The Blade Itself by Joe Abercrombie

The Blade Itself Cover


The first novel in the First Law Trilogy and debut fantasy novel from New York Times bestseller, Joe Abercrombie.

Logen Ninefingers, infamous barbarian, has finally run out of luck. Caught in one feud too many, he’s on the verge of becoming a dead barbarian — leaving nothing behind him but bad songs, dead friends, and a lot of happy enemies. 

Nobleman, dashing officer, and paragon of selfishness, Captain Jezal dan Luthar has nothing more dangerous in mind than fleecing his friends at cards and dreaming of glory in the fencing circle. But war is brewing, and on the battlefields of the frozen North they fight by altogether bloodier rules. 

Inquisitor Glokta, cripple turned torturer, would like nothing better than to see Jezal come home in a box. But then Glokta hates everyone: cutting treason out of the Union one confession at a time leaves little room for friendship. His latest trail of corpses may lead him right to the rotten heart of government, if he can stay alive long enough to follow it. 

Enter the wizard, Bayaz. A bald old man with a terrible temper and a pathetic assistant, he could be the First of the Magi, he could be a spectacular fraud, but whatever he is, he’s about to make the lives of Logen, Jezal, and Glokta a whole lot more difficult. 

Murderous conspiracies rise to the surface, old scores are ready to be settled, and the line between hero and villain is sharp enough to draw blood.


Say one thing for Joe Abercrombie, say he’s a damn fine author. Say one thing for The First Law Trilogy, say it is a popular name on lists ranking the best Fantasy series—and for good reason. Joe Abercrombie is an author that continues to evolve and inspire the genre as it moves forward from its roots in Lord of the Rings into something more modern. The first book in this series, The Blade Itself, did a lot to capture my imagination when I first read it, though it did take its time getting there.

The Blade Itself is a slow start for Abercrombie that gradually grows into a sprawling epic that features two trilogies, three standalones, and a collection of short stories. The slow start, in my opinion, is entirely forgivable because of what spawns out of it. Characters that are referenced in this first work are brought back time and again, and the change in some (Caul Shivers, Calder, and perhaps Bremer Dan Gorst) takes several books to finally reach their peak.

The Blade Itself starts with Logen Ninefingers, a famous warrior, running from his violent past towards a dubious future. This is only further complicated when a series of mishaps lands him at the front door of Bayaz, a powerful wizard known as the first Magi.  Logen and Bayaz are the throughline that ties the first trilogy together, both because they tend to drive the main plot and because many of the characters interact with them directly to advance their own plots. 

As a multi-POV work, the narrative then switches to my favorite fantasy character of all time, Sand dan Glokta. Glokta works for his majesty’s inquisition and is investigating malfeasance of the Mercer Guild through the dark streets of the capitol. A former hero of his country, Glokta was captured and tortured until he became little more than a crippled husk of a man.
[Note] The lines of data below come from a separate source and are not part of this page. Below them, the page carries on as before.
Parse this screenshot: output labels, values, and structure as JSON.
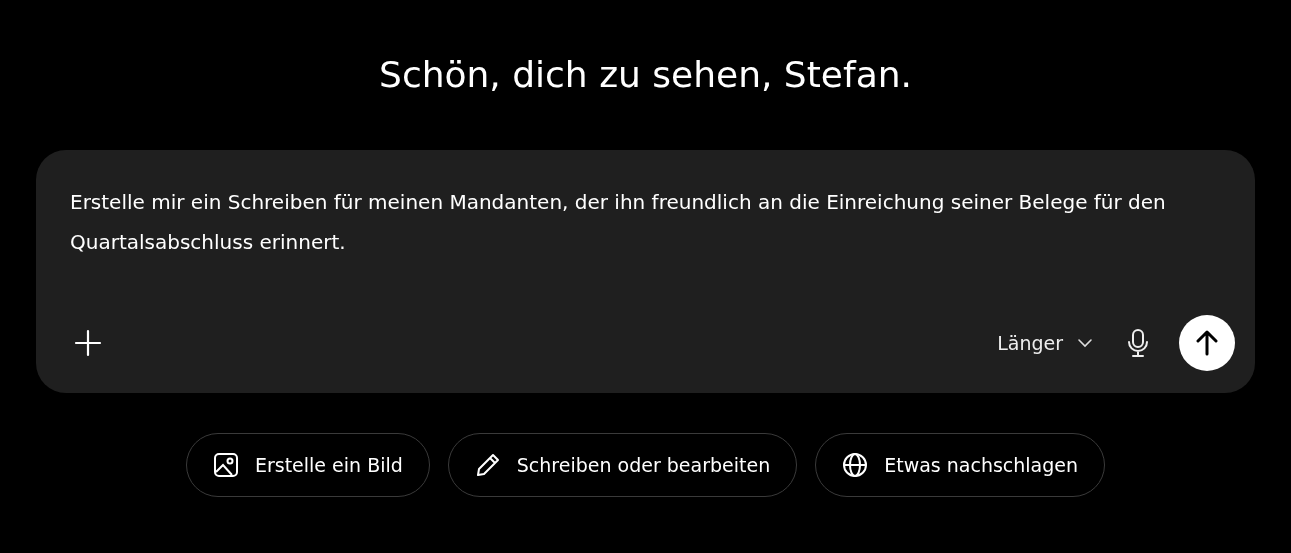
{
  "greeting": "Schön, dich zu sehen, Stefan.",
  "composer": {
    "value": "Erstelle mir ein Schreiben für meinen Mandanten, der ihn freundlich an die Einreichung seiner Belege für den Quartalsabschluss erinnert.",
    "length_option": "Länger"
  },
  "suggestions": [
    {
      "kind": "image",
      "label": "Erstelle ein Bild"
    },
    {
      "kind": "pencil",
      "label": "Schreiben oder bearbeiten"
    },
    {
      "kind": "globe",
      "label": "Etwas nachschlagen"
    }
  ]
}
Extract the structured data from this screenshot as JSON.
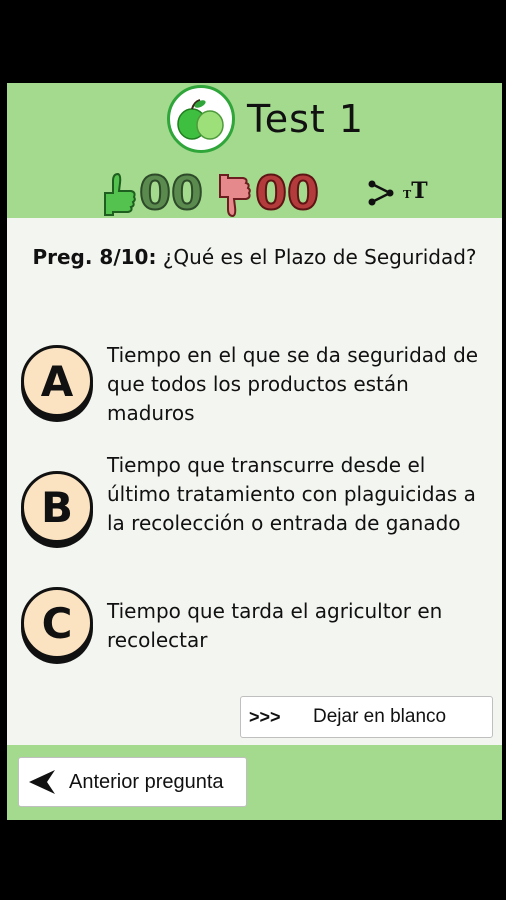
{
  "header": {
    "title": "Test 1",
    "logo_icon": "apple-logo-icon",
    "correct_count": "00",
    "wrong_count": "00",
    "share_icon": "share-icon",
    "text_size_icon": "text-size-icon",
    "text_size_small": "T",
    "text_size_big": "T"
  },
  "question": {
    "number": "Preg. 8/10:",
    "text": "¿Qué es el Plazo de Seguridad?"
  },
  "answers": [
    {
      "letter": "A",
      "text": "Tiempo en el que se da seguridad de que todos los productos están maduros"
    },
    {
      "letter": "B",
      "text": "Tiempo que transcurre desde el último tratamiento con plaguicidas a la recolección o entrada de ganado"
    },
    {
      "letter": "C",
      "text": "Tiempo que tarda el agricultor en recolectar"
    }
  ],
  "skip": {
    "arrows": ">>>",
    "label": "Dejar en blanco"
  },
  "footer": {
    "prev_label": "Anterior pregunta"
  },
  "colors": {
    "header_green": "#a3da8d",
    "answer_badge": "#fbe3c1",
    "correct": "#5b8a4e",
    "wrong": "#b33b3b"
  }
}
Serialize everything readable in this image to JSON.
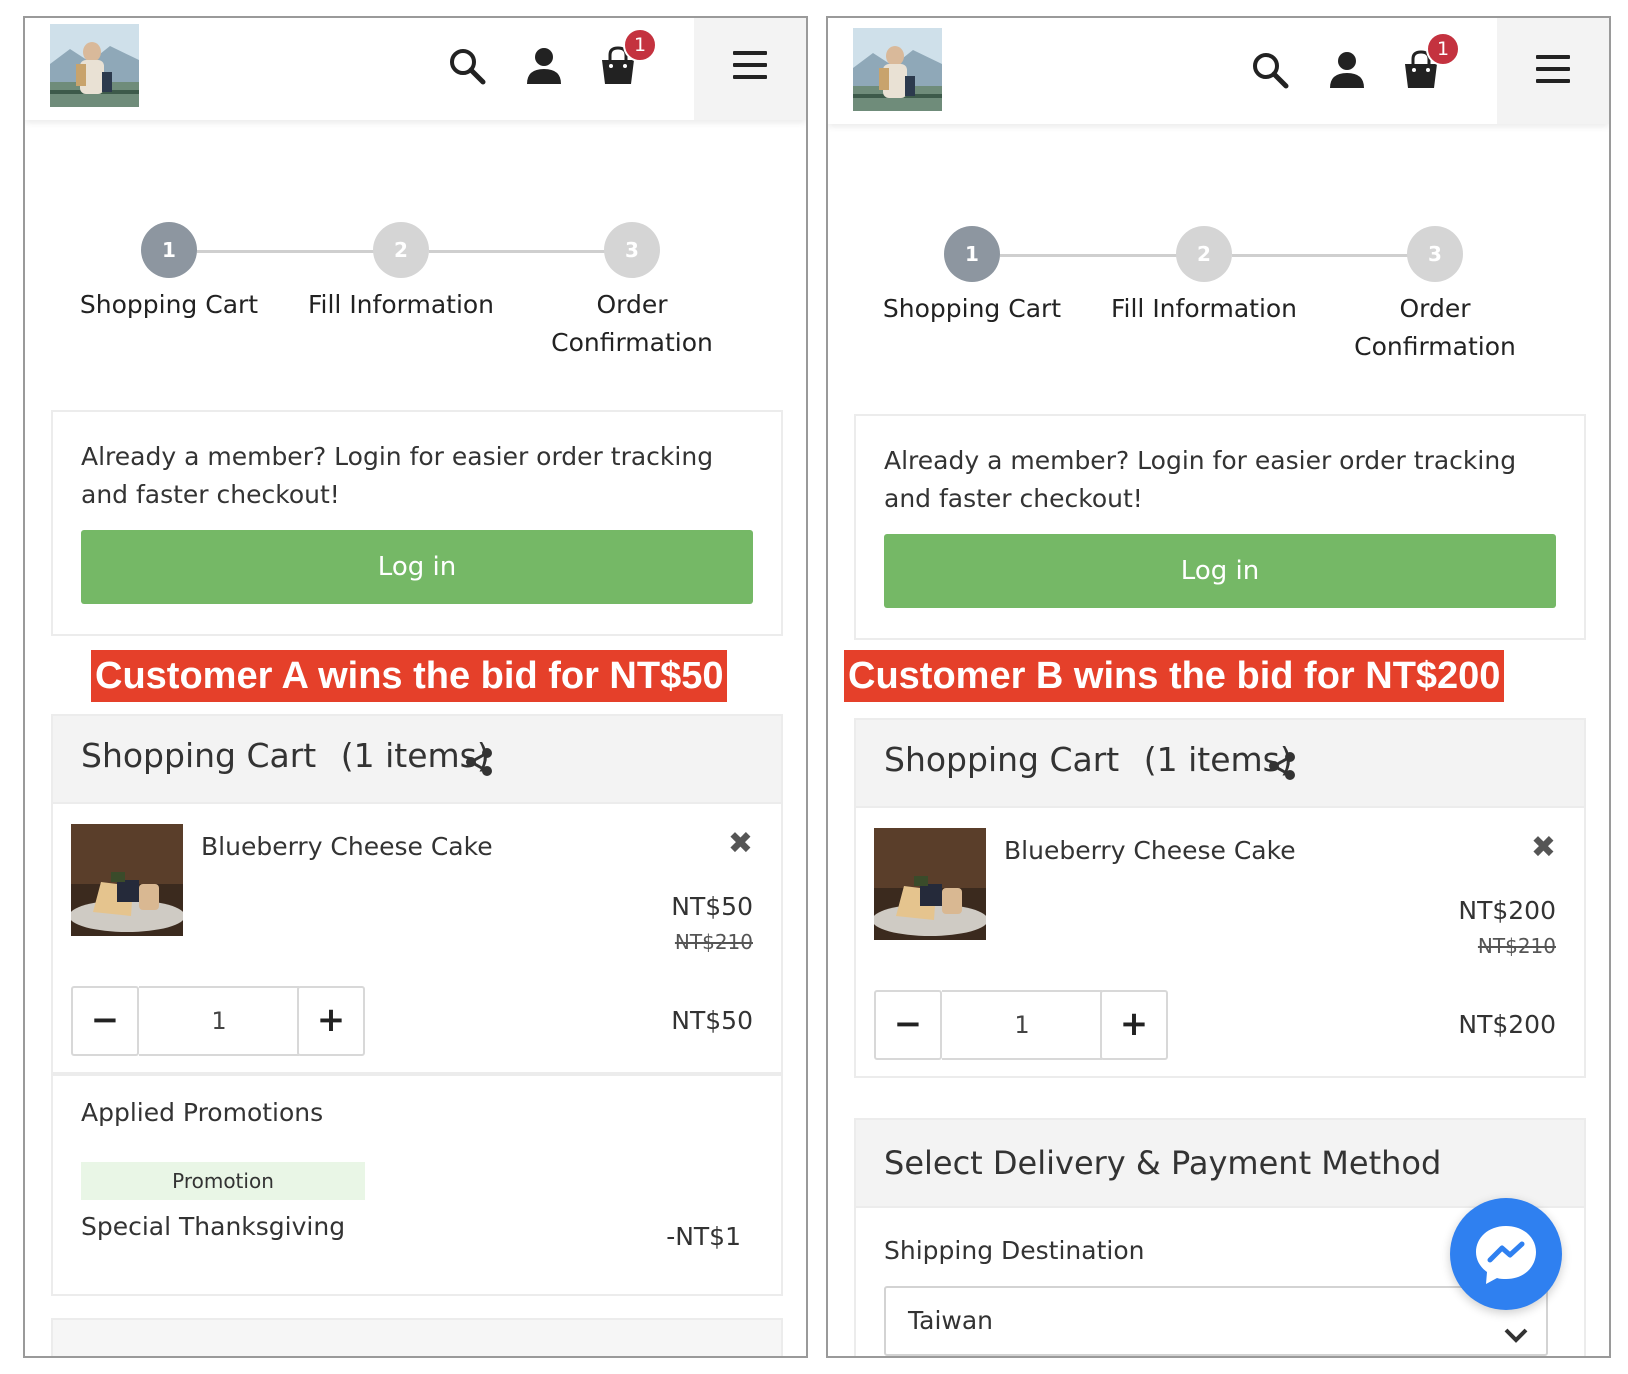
{
  "panels": [
    {
      "header": {
        "cart_count": "1"
      },
      "steps": [
        {
          "num": "1",
          "label": "Shopping Cart"
        },
        {
          "num": "2",
          "label": "Fill Information"
        },
        {
          "num": "3",
          "label": "Order Confirmation"
        }
      ],
      "login": {
        "text": "Already a member? Login for easier order tracking and faster checkout!",
        "button": "Log in"
      },
      "banner": "Customer A wins the bid for NT$50",
      "cart": {
        "title": "Shopping Cart",
        "count_text": "(1 items)",
        "item": {
          "name": "Blueberry Cheese Cake",
          "remove": "✖",
          "price": "NT$50",
          "original_price": "NT$210",
          "qty_minus": "−",
          "qty": "1",
          "qty_plus": "+",
          "line_total": "NT$50"
        }
      },
      "promotions": {
        "title": "Applied Promotions",
        "tag": "Promotion",
        "name": "Special Thanksgiving",
        "amount": "-NT$1"
      }
    },
    {
      "header": {
        "cart_count": "1"
      },
      "steps": [
        {
          "num": "1",
          "label": "Shopping Cart"
        },
        {
          "num": "2",
          "label": "Fill Information"
        },
        {
          "num": "3",
          "label": "Order Confirmation"
        }
      ],
      "login": {
        "text": "Already a member? Login for easier order tracking and faster checkout!",
        "button": "Log in"
      },
      "banner": "Customer B wins the bid for NT$200",
      "cart": {
        "title": "Shopping Cart",
        "count_text": "(1 items)",
        "item": {
          "name": "Blueberry Cheese Cake",
          "remove": "✖",
          "price": "NT$200",
          "original_price": "NT$210",
          "qty_minus": "−",
          "qty": "1",
          "qty_plus": "+",
          "line_total": "NT$200"
        }
      },
      "delivery": {
        "title": "Select Delivery & Payment Method",
        "shipping_label": "Shipping Destination",
        "shipping_value": "Taiwan"
      }
    }
  ],
  "colors": {
    "login_green": "#75b866",
    "banner_red": "#e5402a",
    "badge_red": "#c4323f",
    "messenger_blue": "#2f80f0",
    "step_active": "#8d96a0",
    "step_inactive": "#d5d5d5"
  },
  "icons": [
    "search-icon",
    "user-icon",
    "cart-bag-icon",
    "menu-icon",
    "share-icon",
    "close-icon",
    "chevron-down-icon",
    "messenger-icon"
  ]
}
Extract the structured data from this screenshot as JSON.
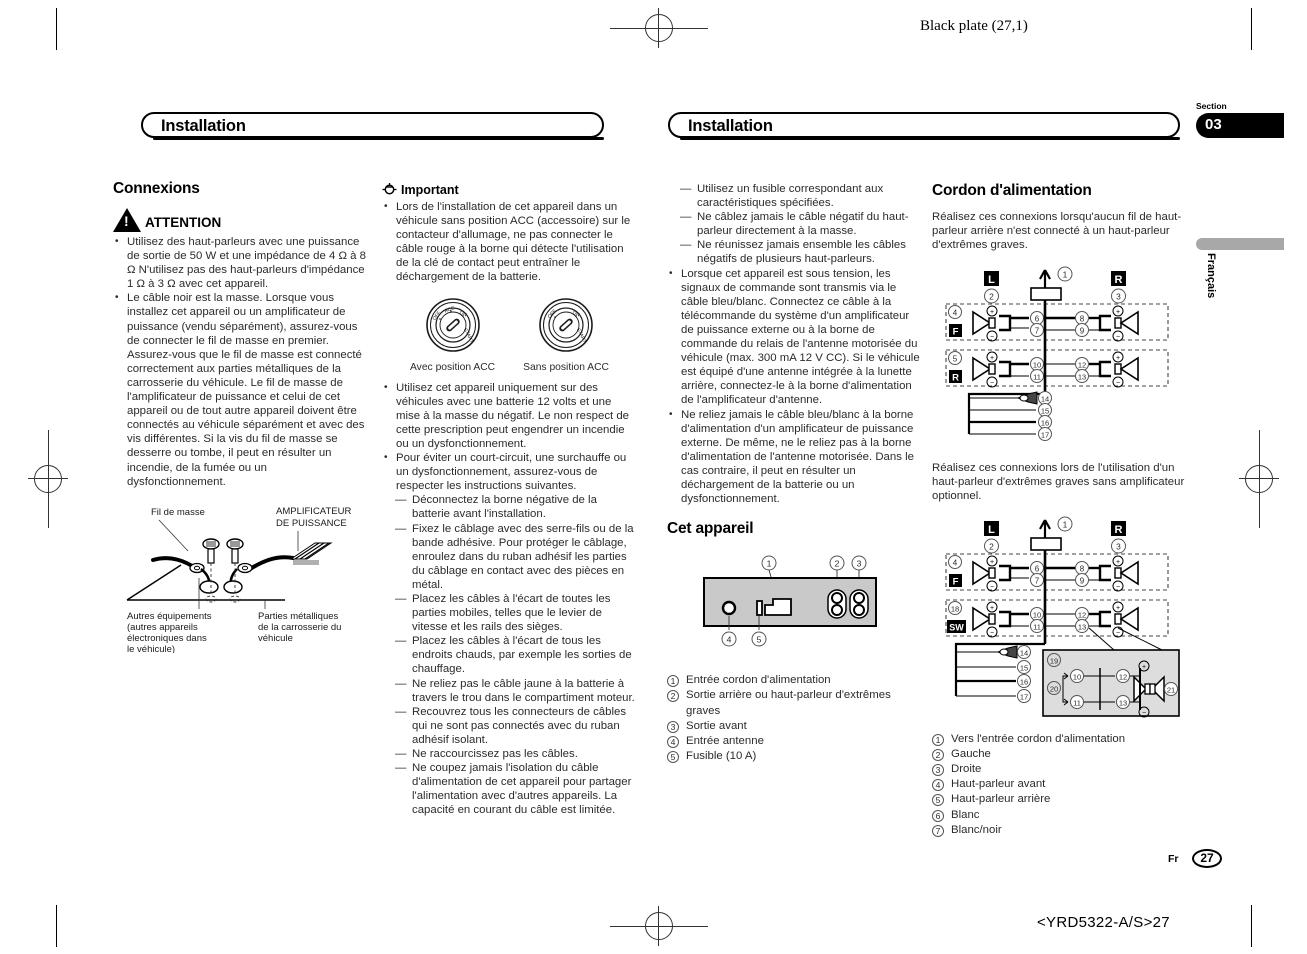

Haunted and cruel, it is the Glokta chapters that first caused me to fall in love with this book.

That’s the thing. I could list so many other characters that have stories that weave together to create this story: Jezal dan Luthar, Ferro Maljinn, the Dogman. It’s impossible to summarize the plot without referencing them all in some way. And therein is Abercrombie’s brilliance—character work. Each character feels unique and real and plays more than a typecast role. By the end of the first trilogy, you will feel like this world is alive and breathing.

But the criticism that could be leveled at The Blade Itself is that the plot really doesn’t get going with full force until the next book, Before They Are Hanged. You could also make the case that Abercrombie doesn’t show his entire potential until two of the standalone entries: Best Served Cold and The Heroes which both take place after The First Law trilogy.

I won’t lie, there will be times in this first book where you will be wondering what we are moving towards. And I don’t blame you, I really don’t.

However, let me put this out there: the time required to get this series moving is in no way egregious, and it is still fun on the way to get where it is going. No one would mistake this for a Malazan-level learning curve. Really, if anything, Abercrombie grows as an author alongside his reader. You won’t mistake his worldbuilding for Brandon Sanderson, but I enjoyed my time with the Abercrombie books far more because of the richness of the characters rather than the detail of the world.

By the time we get to the second trilogy, many of these plot threads and world details come together and become something greater than the parts of the whole. Even I, a guy who isn’t super into grimdark, found things to love and be inspired by. It is a touchstone series for a reason, and reading it will greatly increase your enjoyment of those that come next.